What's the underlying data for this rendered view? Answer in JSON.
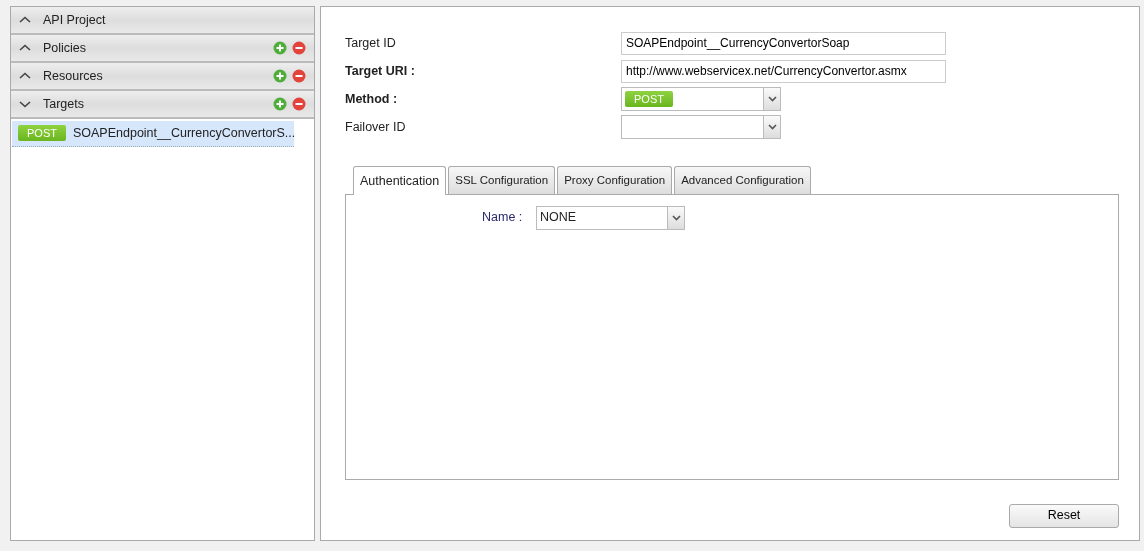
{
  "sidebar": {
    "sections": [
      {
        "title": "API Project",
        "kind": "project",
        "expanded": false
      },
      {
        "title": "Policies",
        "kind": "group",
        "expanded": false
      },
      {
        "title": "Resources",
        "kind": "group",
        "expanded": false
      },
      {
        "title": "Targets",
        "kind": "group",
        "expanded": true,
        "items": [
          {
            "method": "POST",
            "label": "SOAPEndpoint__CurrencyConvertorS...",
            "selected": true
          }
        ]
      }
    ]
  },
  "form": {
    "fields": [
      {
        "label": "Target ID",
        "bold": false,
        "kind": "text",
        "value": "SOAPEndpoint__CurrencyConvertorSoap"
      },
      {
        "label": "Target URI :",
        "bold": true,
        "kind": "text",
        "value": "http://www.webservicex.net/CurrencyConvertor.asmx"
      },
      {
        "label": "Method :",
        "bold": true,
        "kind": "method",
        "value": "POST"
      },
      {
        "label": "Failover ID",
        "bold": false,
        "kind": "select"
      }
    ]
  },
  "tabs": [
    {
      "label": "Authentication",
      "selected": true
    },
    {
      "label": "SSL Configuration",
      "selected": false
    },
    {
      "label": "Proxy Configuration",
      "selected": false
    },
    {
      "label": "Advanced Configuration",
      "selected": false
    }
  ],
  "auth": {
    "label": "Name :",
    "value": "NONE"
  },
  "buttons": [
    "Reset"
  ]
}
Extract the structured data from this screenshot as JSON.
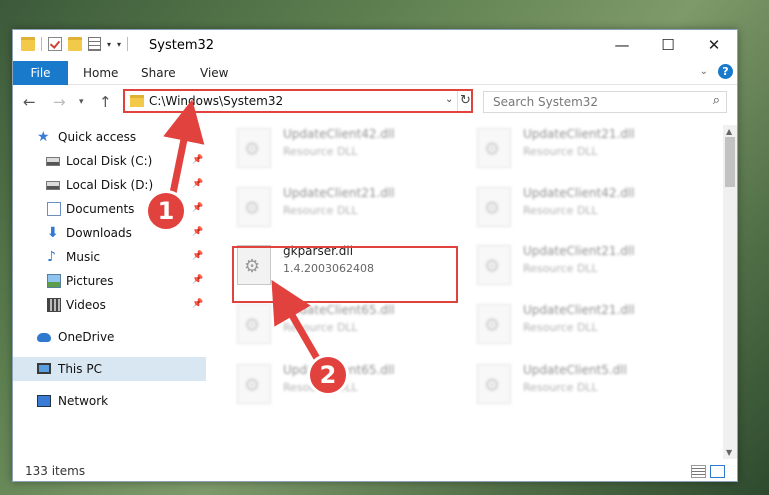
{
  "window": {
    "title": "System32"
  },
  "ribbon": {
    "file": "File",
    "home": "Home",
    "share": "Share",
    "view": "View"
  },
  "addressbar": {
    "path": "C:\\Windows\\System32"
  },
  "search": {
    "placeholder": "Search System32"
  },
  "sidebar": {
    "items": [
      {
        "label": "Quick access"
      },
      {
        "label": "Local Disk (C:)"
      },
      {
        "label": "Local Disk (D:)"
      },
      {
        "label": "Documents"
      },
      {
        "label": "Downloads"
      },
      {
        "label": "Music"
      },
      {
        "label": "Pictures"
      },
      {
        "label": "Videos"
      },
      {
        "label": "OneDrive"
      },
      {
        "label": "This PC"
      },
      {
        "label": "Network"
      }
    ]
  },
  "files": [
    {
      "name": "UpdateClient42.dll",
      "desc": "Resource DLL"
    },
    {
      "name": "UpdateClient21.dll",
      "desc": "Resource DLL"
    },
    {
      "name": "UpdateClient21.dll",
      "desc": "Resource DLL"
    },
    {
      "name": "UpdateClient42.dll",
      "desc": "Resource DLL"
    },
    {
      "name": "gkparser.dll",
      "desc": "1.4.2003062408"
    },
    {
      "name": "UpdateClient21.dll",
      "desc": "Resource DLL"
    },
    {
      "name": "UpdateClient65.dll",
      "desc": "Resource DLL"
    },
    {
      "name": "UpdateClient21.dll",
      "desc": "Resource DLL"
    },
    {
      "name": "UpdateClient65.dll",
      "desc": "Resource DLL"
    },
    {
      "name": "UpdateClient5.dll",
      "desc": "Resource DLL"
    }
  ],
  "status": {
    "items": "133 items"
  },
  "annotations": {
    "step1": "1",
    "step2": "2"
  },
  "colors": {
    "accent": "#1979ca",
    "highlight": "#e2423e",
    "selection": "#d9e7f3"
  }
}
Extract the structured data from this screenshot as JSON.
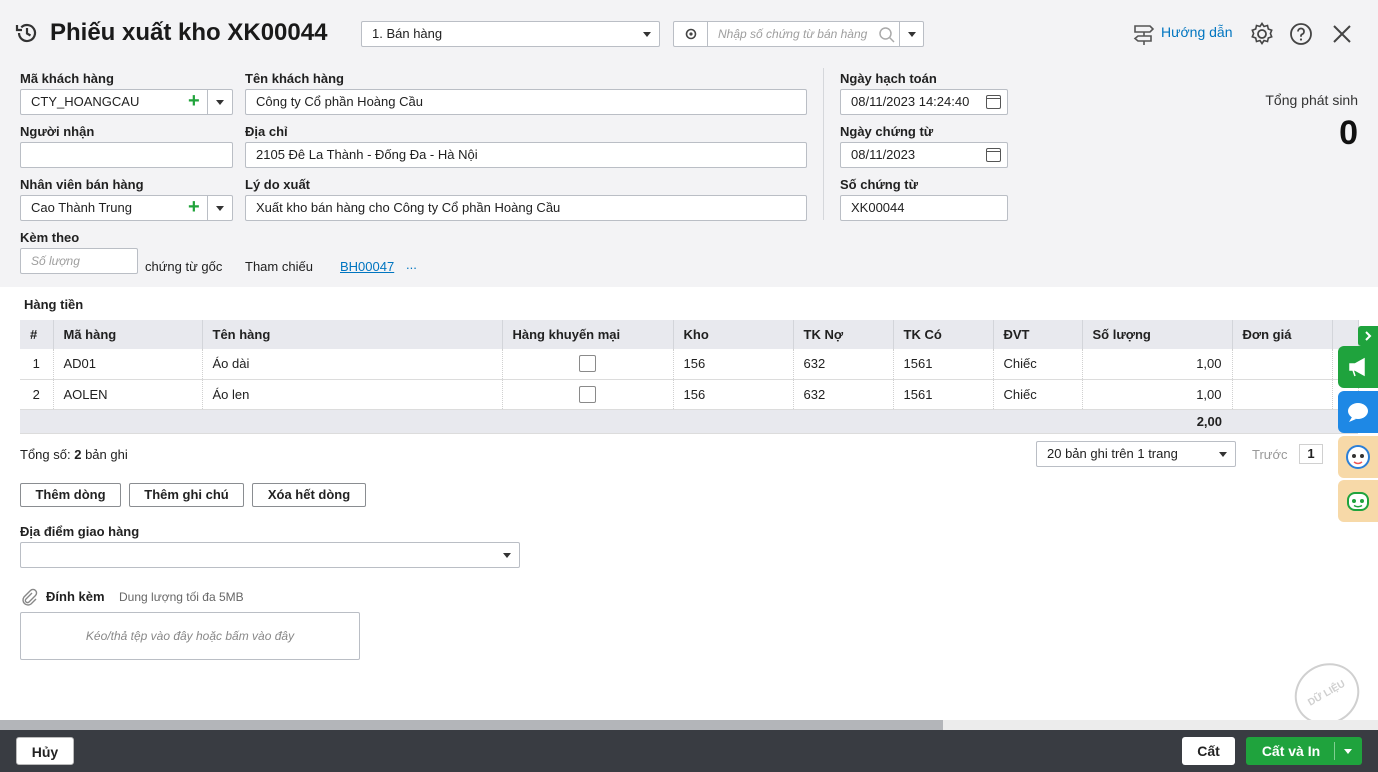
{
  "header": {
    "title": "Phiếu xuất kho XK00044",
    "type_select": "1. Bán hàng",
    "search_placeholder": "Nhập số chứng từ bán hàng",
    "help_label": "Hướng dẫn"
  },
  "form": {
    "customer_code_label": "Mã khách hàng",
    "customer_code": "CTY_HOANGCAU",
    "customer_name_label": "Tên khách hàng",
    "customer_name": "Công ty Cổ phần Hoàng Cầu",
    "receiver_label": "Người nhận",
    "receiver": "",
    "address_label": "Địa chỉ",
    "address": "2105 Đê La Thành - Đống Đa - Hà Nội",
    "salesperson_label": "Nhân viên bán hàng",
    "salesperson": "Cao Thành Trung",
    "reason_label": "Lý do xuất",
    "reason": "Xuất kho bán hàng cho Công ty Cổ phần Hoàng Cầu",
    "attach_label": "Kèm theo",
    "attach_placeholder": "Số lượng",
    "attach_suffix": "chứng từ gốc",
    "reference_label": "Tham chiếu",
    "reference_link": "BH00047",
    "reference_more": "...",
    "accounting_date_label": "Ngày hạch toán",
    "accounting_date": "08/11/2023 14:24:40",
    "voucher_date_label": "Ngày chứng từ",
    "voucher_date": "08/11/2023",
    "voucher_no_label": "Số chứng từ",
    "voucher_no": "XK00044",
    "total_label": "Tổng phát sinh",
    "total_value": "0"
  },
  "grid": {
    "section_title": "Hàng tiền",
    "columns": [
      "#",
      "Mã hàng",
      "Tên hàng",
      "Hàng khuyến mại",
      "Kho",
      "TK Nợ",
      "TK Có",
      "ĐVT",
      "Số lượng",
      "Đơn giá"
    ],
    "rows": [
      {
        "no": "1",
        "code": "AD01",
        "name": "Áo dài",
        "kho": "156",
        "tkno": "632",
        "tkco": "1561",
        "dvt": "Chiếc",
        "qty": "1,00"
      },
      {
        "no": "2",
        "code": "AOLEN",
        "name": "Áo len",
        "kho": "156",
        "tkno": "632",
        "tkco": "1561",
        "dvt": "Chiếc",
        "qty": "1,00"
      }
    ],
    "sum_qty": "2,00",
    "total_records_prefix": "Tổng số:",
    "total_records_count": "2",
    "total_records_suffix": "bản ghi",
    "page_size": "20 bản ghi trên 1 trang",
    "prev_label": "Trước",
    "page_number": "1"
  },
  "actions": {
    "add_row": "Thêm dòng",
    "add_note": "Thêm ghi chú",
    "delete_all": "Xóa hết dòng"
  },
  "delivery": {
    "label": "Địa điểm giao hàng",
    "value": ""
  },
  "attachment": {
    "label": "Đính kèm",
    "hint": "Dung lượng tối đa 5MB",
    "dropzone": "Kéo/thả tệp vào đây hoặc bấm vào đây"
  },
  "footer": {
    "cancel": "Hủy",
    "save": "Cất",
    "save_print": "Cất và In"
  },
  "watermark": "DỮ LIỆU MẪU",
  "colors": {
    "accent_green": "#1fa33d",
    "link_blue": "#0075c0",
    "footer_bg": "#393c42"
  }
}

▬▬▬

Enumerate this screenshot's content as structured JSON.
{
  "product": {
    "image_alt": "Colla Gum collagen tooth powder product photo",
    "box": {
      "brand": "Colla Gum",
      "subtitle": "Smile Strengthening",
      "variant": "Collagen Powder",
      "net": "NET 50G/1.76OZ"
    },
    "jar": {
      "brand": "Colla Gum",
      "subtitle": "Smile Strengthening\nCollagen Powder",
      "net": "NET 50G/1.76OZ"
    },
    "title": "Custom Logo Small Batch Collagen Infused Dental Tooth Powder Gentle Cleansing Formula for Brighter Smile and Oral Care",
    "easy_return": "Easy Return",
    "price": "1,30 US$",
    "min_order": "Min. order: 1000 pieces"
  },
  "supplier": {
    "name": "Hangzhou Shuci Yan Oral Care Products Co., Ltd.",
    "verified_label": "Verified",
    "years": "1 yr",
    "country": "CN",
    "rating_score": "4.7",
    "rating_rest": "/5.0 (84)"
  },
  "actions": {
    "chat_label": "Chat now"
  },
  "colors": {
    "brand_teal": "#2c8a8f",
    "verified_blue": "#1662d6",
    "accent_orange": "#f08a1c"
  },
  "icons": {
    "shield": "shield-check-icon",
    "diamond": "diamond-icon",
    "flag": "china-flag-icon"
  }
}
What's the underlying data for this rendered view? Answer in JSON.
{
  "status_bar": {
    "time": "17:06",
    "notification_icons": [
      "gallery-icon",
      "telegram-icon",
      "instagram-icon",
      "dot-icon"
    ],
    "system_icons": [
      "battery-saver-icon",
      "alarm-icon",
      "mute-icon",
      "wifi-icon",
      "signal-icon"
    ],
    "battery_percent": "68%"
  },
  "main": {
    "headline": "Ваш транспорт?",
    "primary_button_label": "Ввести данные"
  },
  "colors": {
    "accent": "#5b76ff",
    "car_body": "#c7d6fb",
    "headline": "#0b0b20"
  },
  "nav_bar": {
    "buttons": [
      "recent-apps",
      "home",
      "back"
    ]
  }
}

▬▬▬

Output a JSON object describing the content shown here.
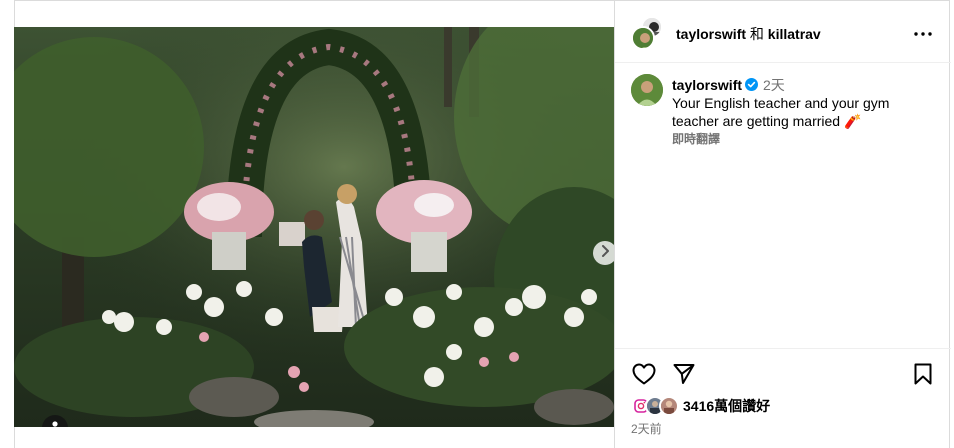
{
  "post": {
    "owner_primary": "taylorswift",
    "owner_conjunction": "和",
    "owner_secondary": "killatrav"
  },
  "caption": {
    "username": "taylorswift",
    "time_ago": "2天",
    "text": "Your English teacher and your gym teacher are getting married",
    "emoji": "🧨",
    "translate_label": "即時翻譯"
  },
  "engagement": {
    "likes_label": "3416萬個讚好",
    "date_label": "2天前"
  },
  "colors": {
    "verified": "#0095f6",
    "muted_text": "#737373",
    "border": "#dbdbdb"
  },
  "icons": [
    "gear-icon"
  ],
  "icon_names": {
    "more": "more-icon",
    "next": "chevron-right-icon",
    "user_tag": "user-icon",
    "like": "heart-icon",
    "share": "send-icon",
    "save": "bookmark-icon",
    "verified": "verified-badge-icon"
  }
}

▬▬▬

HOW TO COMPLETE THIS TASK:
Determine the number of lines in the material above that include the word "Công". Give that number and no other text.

RESPONSE BOX:
2